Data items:

::::::::::

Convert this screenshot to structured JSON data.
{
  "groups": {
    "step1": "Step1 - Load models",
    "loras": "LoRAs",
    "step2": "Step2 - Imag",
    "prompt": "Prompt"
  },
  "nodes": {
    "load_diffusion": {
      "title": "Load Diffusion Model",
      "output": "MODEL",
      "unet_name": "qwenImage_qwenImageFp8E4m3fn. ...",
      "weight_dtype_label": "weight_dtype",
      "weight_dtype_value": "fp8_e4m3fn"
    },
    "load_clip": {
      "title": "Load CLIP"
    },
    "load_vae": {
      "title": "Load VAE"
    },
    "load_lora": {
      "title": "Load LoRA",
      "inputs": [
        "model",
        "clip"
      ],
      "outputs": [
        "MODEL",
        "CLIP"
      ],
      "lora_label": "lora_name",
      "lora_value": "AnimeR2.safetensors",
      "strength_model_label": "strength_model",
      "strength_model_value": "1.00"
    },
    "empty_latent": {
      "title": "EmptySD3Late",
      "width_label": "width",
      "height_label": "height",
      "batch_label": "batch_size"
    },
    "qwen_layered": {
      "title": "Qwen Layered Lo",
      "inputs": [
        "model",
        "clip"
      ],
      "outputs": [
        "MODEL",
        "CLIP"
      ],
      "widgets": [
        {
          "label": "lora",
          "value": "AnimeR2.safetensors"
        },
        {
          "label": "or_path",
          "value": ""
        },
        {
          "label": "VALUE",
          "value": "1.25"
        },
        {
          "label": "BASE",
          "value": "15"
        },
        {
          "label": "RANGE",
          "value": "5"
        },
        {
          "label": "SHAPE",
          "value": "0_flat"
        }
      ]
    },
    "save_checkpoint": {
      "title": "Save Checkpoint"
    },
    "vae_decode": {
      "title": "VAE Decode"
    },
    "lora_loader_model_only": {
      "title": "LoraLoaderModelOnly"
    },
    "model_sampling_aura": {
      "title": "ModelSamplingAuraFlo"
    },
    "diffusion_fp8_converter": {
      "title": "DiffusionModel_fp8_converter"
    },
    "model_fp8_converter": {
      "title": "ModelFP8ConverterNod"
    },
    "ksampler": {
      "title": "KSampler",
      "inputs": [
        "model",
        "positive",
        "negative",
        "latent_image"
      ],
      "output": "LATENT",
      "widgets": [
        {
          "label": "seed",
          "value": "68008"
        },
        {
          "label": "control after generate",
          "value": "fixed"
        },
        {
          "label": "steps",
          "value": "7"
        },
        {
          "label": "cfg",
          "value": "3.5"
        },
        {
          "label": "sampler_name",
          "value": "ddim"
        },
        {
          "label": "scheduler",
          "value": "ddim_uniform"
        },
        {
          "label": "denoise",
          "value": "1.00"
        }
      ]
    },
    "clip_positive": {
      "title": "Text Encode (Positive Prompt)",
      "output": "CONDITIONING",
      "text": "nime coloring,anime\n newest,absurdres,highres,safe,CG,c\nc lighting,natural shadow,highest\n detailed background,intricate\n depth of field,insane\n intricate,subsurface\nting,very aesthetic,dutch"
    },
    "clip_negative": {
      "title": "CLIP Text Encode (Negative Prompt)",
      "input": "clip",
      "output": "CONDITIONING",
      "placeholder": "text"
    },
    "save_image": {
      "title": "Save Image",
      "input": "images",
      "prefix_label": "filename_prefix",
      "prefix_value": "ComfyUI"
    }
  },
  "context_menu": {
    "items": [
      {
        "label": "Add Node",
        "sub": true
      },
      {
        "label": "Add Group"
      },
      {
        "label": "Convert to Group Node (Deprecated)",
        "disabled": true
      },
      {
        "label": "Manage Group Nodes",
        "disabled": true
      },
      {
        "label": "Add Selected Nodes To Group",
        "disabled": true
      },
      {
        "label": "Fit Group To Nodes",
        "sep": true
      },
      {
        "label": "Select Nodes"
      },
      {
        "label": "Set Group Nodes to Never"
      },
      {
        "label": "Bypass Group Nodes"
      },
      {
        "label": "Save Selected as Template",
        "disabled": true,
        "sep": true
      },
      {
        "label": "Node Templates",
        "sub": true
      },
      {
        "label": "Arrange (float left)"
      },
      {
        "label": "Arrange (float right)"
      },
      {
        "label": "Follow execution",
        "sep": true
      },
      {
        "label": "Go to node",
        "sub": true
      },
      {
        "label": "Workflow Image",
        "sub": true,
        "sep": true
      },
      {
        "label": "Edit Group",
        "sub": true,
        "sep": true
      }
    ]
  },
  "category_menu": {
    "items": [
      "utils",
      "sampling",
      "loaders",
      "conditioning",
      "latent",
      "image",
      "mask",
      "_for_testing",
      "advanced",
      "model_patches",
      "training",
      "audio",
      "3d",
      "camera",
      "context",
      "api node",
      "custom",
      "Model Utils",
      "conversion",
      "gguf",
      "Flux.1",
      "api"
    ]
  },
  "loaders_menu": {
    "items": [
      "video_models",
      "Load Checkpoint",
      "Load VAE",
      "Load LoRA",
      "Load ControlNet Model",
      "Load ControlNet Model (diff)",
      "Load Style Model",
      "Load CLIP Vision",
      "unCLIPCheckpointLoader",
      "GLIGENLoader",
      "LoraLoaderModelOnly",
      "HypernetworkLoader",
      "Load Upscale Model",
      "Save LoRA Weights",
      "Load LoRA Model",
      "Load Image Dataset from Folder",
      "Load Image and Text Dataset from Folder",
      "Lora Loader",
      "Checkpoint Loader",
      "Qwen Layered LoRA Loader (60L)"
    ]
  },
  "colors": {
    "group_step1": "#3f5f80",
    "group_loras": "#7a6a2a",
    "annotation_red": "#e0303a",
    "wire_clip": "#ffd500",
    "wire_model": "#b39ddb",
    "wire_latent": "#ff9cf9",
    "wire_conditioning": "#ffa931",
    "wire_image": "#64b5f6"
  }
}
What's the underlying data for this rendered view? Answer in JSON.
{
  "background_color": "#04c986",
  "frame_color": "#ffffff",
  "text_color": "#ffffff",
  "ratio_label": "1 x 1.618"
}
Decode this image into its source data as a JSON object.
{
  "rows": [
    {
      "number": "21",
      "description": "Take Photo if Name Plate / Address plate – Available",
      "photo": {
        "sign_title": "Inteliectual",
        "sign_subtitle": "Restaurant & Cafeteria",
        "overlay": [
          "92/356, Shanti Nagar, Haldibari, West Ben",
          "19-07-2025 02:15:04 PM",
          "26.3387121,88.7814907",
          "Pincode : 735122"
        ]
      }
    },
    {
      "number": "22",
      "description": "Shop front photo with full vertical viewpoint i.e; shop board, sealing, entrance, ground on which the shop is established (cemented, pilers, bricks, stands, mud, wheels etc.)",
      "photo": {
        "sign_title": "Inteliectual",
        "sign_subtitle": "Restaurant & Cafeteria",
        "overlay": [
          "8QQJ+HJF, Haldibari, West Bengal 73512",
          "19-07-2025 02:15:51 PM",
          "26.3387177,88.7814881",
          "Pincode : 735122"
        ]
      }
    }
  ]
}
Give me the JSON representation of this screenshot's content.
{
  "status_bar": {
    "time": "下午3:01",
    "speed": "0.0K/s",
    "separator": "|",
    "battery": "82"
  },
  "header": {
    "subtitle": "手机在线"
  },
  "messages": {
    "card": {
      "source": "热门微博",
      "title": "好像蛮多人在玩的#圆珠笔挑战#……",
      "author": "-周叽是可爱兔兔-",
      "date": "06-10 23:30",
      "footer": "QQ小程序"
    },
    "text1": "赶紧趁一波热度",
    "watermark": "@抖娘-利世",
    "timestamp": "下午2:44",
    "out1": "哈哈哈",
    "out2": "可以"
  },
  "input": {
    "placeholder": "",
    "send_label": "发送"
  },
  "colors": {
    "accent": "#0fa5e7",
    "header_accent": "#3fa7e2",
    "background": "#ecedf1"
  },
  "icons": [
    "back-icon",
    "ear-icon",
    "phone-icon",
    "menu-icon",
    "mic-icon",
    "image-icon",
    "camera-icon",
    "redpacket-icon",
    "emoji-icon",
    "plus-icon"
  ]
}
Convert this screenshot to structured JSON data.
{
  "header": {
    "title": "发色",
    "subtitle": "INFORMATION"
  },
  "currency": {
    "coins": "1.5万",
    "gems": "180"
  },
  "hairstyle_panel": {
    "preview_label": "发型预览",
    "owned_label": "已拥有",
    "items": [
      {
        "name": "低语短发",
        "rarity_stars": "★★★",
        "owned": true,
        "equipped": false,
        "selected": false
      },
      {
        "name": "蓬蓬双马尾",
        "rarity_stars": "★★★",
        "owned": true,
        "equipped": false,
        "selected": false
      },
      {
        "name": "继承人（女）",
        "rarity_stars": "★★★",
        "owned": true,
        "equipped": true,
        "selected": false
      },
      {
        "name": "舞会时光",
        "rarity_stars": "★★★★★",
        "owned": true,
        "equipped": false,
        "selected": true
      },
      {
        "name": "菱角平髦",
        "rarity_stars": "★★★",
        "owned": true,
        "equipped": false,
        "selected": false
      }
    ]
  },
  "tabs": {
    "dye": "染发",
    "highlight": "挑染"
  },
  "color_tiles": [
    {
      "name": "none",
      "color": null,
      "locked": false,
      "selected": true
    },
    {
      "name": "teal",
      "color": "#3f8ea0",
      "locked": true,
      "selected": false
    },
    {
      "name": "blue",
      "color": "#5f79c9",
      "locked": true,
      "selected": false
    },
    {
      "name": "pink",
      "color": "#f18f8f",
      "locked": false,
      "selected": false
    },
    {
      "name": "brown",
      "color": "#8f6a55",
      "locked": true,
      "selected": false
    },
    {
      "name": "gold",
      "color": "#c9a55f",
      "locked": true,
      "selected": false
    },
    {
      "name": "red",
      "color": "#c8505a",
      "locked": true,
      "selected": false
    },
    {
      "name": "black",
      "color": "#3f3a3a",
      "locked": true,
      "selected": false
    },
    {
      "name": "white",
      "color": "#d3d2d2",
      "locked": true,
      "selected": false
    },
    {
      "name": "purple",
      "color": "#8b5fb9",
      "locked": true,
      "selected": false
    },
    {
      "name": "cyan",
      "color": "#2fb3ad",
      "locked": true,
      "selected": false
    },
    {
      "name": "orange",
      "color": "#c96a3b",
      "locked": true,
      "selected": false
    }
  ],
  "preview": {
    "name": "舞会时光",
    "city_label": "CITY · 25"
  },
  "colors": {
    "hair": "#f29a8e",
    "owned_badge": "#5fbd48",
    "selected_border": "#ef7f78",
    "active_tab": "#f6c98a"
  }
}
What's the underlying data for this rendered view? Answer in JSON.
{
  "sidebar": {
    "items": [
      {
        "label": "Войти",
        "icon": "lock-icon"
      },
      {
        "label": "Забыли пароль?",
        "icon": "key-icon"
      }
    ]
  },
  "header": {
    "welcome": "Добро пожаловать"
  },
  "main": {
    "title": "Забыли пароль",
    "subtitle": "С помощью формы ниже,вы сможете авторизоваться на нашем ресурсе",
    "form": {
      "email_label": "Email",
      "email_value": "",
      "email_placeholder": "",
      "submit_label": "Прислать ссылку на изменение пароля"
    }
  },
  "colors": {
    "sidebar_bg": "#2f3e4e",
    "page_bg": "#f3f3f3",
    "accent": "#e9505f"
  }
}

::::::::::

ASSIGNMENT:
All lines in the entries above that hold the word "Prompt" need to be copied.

RESULT:
    "prompt": "Prompt"
      "title": "Text Encode (Positive Prompt)",
      "title": "CLIP Text Encode (Negative Prompt)",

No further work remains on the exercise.